If a record holds a picture, drop the picture and return the rest of the record word for word.

*** Opening of SUPPLIED MATERIAL ***

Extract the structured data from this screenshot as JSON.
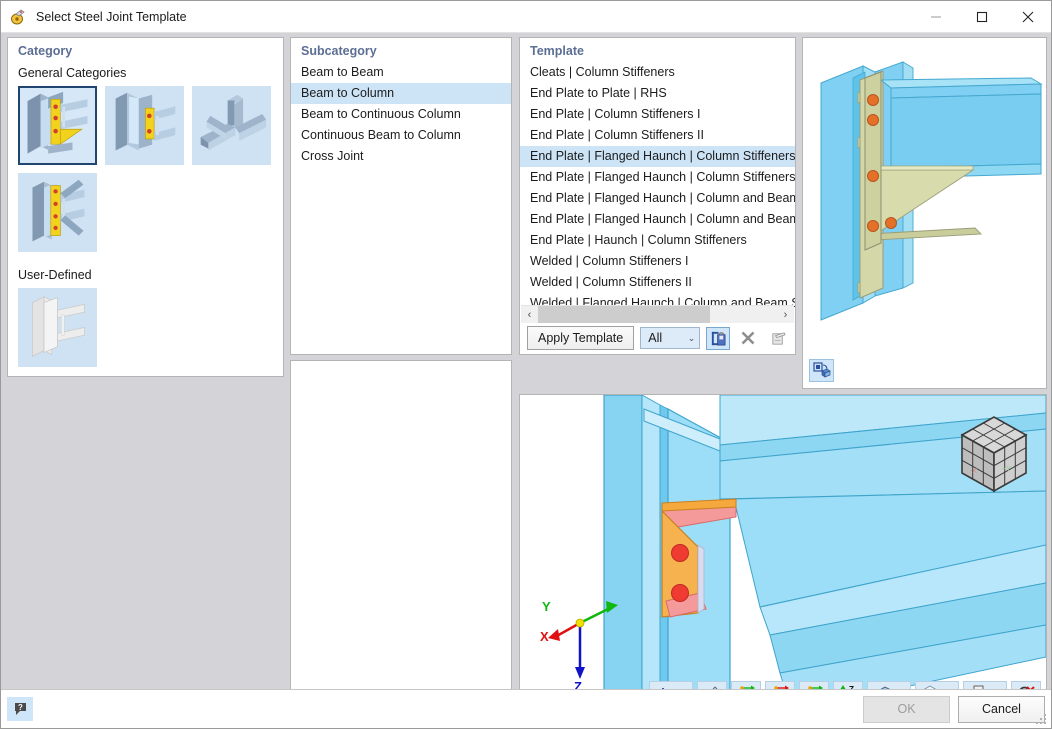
{
  "window": {
    "title": "Select Steel Joint Template",
    "icon": "steel-joint-app-icon",
    "minimize_label": "—",
    "maximize_label": "☐",
    "close_label": "✕"
  },
  "category": {
    "panel_title": "Category",
    "general_label": "General Categories",
    "user_defined_label": "User-Defined",
    "general_items": [
      {
        "name": "beam-to-column-haunch-thumb",
        "selected": true
      },
      {
        "name": "beam-to-beam-endplate-thumb",
        "selected": false
      },
      {
        "name": "cross-joint-hollow-section-thumb",
        "selected": false
      },
      {
        "name": "braced-column-joint-thumb",
        "selected": false
      }
    ],
    "user_defined_items": [
      {
        "name": "user-defined-empty-thumb",
        "selected": false
      }
    ]
  },
  "subcategory": {
    "panel_title": "Subcategory",
    "items": [
      {
        "label": "Beam to Beam",
        "selected": false
      },
      {
        "label": "Beam to Column",
        "selected": true
      },
      {
        "label": "Beam to Continuous Column",
        "selected": false
      },
      {
        "label": "Continuous Beam to Column",
        "selected": false
      },
      {
        "label": "Cross Joint",
        "selected": false
      }
    ]
  },
  "template": {
    "panel_title": "Template",
    "items": [
      {
        "label": "Cleats | Column Stiffeners",
        "selected": false
      },
      {
        "label": "End Plate to Plate | RHS",
        "selected": false
      },
      {
        "label": "End Plate | Column Stiffeners I",
        "selected": false
      },
      {
        "label": "End Plate | Column Stiffeners II",
        "selected": false
      },
      {
        "label": "End Plate | Flanged Haunch | Column Stiffeners I",
        "selected": true
      },
      {
        "label": "End Plate | Flanged Haunch | Column Stiffeners II",
        "selected": false
      },
      {
        "label": "End Plate | Flanged Haunch | Column and Beam Stiff",
        "selected": false
      },
      {
        "label": "End Plate | Flanged Haunch | Column and Beam Stiff",
        "selected": false
      },
      {
        "label": "End Plate | Haunch | Column Stiffeners",
        "selected": false
      },
      {
        "label": "Welded | Column Stiffeners I",
        "selected": false
      },
      {
        "label": "Welded | Column Stiffeners II",
        "selected": false
      },
      {
        "label": "Welded | Flanged Haunch | Column and Beam Stiffe",
        "selected": false
      }
    ],
    "scroll": {
      "left_arrow": "‹",
      "right_arrow": "›"
    },
    "toolbar": {
      "apply_label": "Apply Template",
      "filter_value": "All",
      "filter_chevron": "⌄",
      "save_icon": "save-template-icon",
      "delete_icon": "delete-template-icon",
      "rename_icon": "rename-template-icon"
    }
  },
  "preview": {
    "name": "joint-preview-3d",
    "render_mode_icon": "render-mode-icon"
  },
  "viewport": {
    "name": "joint-viewport-3d",
    "axes": {
      "x": "X",
      "y": "Y",
      "z": "Z"
    },
    "nav_cube": "view-cube",
    "toolbar": [
      {
        "name": "coordinate-system-button",
        "icon": "axes-icon",
        "has_caret": true
      },
      {
        "name": "measure-button",
        "icon": "ruler-protractor-icon",
        "has_caret": false
      },
      {
        "name": "view-in-x-button",
        "icon": "axis-x-icon",
        "label": "X",
        "has_caret": false
      },
      {
        "name": "view-in-negative-y-button",
        "icon": "axis-negative-y-icon",
        "label": "-Y",
        "has_caret": false
      },
      {
        "name": "view-in-z-button",
        "icon": "axis-z-icon",
        "label": "Z",
        "has_caret": false
      },
      {
        "name": "view-in-negative-z-button",
        "icon": "axis-negative-z-icon",
        "label": "-Z",
        "has_caret": false
      },
      {
        "name": "render-style-button",
        "icon": "solid-box-icon",
        "has_caret": true
      },
      {
        "name": "wireframe-button",
        "icon": "wireframe-cube-icon",
        "has_caret": true
      },
      {
        "name": "print-button",
        "icon": "printer-icon",
        "has_caret": true
      },
      {
        "name": "reset-view-button",
        "icon": "zoom-reset-icon",
        "has_caret": false
      }
    ]
  },
  "footer": {
    "help_icon": "help-question-icon",
    "ok_label": "OK",
    "ok_disabled": true,
    "cancel_label": "Cancel"
  },
  "colors": {
    "accent": "#5b6e94",
    "selection": "#cde4f7",
    "panel_bg": "#ffffff",
    "window_bg": "#d4d4d8",
    "steel_blue": "#76c7ee",
    "plate_yellow": "#f5a83c",
    "bolt_red": "#e8463c"
  }
}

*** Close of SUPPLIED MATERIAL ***

*PROBLEM SOLUTION:*
Extract the structured data from this screenshot as JSON.
{
  "window": {
    "title": "Select Steel Joint Template",
    "icon": "steel-joint-app-icon",
    "minimize_label": "—",
    "maximize_label": "☐",
    "close_label": "✕"
  },
  "category": {
    "panel_title": "Category",
    "general_label": "General Categories",
    "user_defined_label": "User-Defined",
    "general_items": [
      {
        "name": "beam-to-column-haunch-thumb",
        "selected": true
      },
      {
        "name": "beam-to-beam-endplate-thumb",
        "selected": false
      },
      {
        "name": "cross-joint-hollow-section-thumb",
        "selected": false
      },
      {
        "name": "braced-column-joint-thumb",
        "selected": false
      }
    ],
    "user_defined_items": [
      {
        "name": "user-defined-empty-thumb",
        "selected": false
      }
    ]
  },
  "subcategory": {
    "panel_title": "Subcategory",
    "items": [
      {
        "label": "Beam to Beam",
        "selected": false
      },
      {
        "label": "Beam to Column",
        "selected": true
      },
      {
        "label": "Beam to Continuous Column",
        "selected": false
      },
      {
        "label": "Continuous Beam to Column",
        "selected": false
      },
      {
        "label": "Cross Joint",
        "selected": false
      }
    ]
  },
  "template": {
    "panel_title": "Template",
    "items": [
      {
        "label": "Cleats | Column Stiffeners",
        "selected": false
      },
      {
        "label": "End Plate to Plate | RHS",
        "selected": false
      },
      {
        "label": "End Plate | Column Stiffeners I",
        "selected": false
      },
      {
        "label": "End Plate | Column Stiffeners II",
        "selected": false
      },
      {
        "label": "End Plate | Flanged Haunch | Column Stiffeners I",
        "selected": true
      },
      {
        "label": "End Plate | Flanged Haunch | Column Stiffeners II",
        "selected": false
      },
      {
        "label": "End Plate | Flanged Haunch | Column and Beam Stiff",
        "selected": false
      },
      {
        "label": "End Plate | Flanged Haunch | Column and Beam Stiff",
        "selected": false
      },
      {
        "label": "End Plate | Haunch | Column Stiffeners",
        "selected": false
      },
      {
        "label": "Welded | Column Stiffeners I",
        "selected": false
      },
      {
        "label": "Welded | Column Stiffeners II",
        "selected": false
      },
      {
        "label": "Welded | Flanged Haunch | Column and Beam Stiffe",
        "selected": false
      }
    ],
    "scroll": {
      "left_arrow": "‹",
      "right_arrow": "›"
    },
    "toolbar": {
      "apply_label": "Apply Template",
      "filter_value": "All",
      "filter_chevron": "⌄",
      "save_icon": "save-template-icon",
      "delete_icon": "delete-template-icon",
      "rename_icon": "rename-template-icon"
    }
  },
  "preview": {
    "name": "joint-preview-3d",
    "render_mode_icon": "render-mode-icon"
  },
  "viewport": {
    "name": "joint-viewport-3d",
    "axes": {
      "x": "X",
      "y": "Y",
      "z": "Z"
    },
    "nav_cube": "view-cube",
    "toolbar": [
      {
        "name": "coordinate-system-button",
        "icon": "axes-icon",
        "has_caret": true
      },
      {
        "name": "measure-button",
        "icon": "ruler-protractor-icon",
        "has_caret": false
      },
      {
        "name": "view-in-x-button",
        "icon": "axis-x-icon",
        "label": "X",
        "has_caret": false
      },
      {
        "name": "view-in-negative-y-button",
        "icon": "axis-negative-y-icon",
        "label": "-Y",
        "has_caret": false
      },
      {
        "name": "view-in-z-button",
        "icon": "axis-z-icon",
        "label": "Z",
        "has_caret": false
      },
      {
        "name": "view-in-negative-z-button",
        "icon": "axis-negative-z-icon",
        "label": "-Z",
        "has_caret": false
      },
      {
        "name": "render-style-button",
        "icon": "solid-box-icon",
        "has_caret": true
      },
      {
        "name": "wireframe-button",
        "icon": "wireframe-cube-icon",
        "has_caret": true
      },
      {
        "name": "print-button",
        "icon": "printer-icon",
        "has_caret": true
      },
      {
        "name": "reset-view-button",
        "icon": "zoom-reset-icon",
        "has_caret": false
      }
    ]
  },
  "footer": {
    "help_icon": "help-question-icon",
    "ok_label": "OK",
    "ok_disabled": true,
    "cancel_label": "Cancel"
  },
  "colors": {
    "accent": "#5b6e94",
    "selection": "#cde4f7",
    "panel_bg": "#ffffff",
    "window_bg": "#d4d4d8",
    "steel_blue": "#76c7ee",
    "plate_yellow": "#f5a83c",
    "bolt_red": "#e8463c"
  }
}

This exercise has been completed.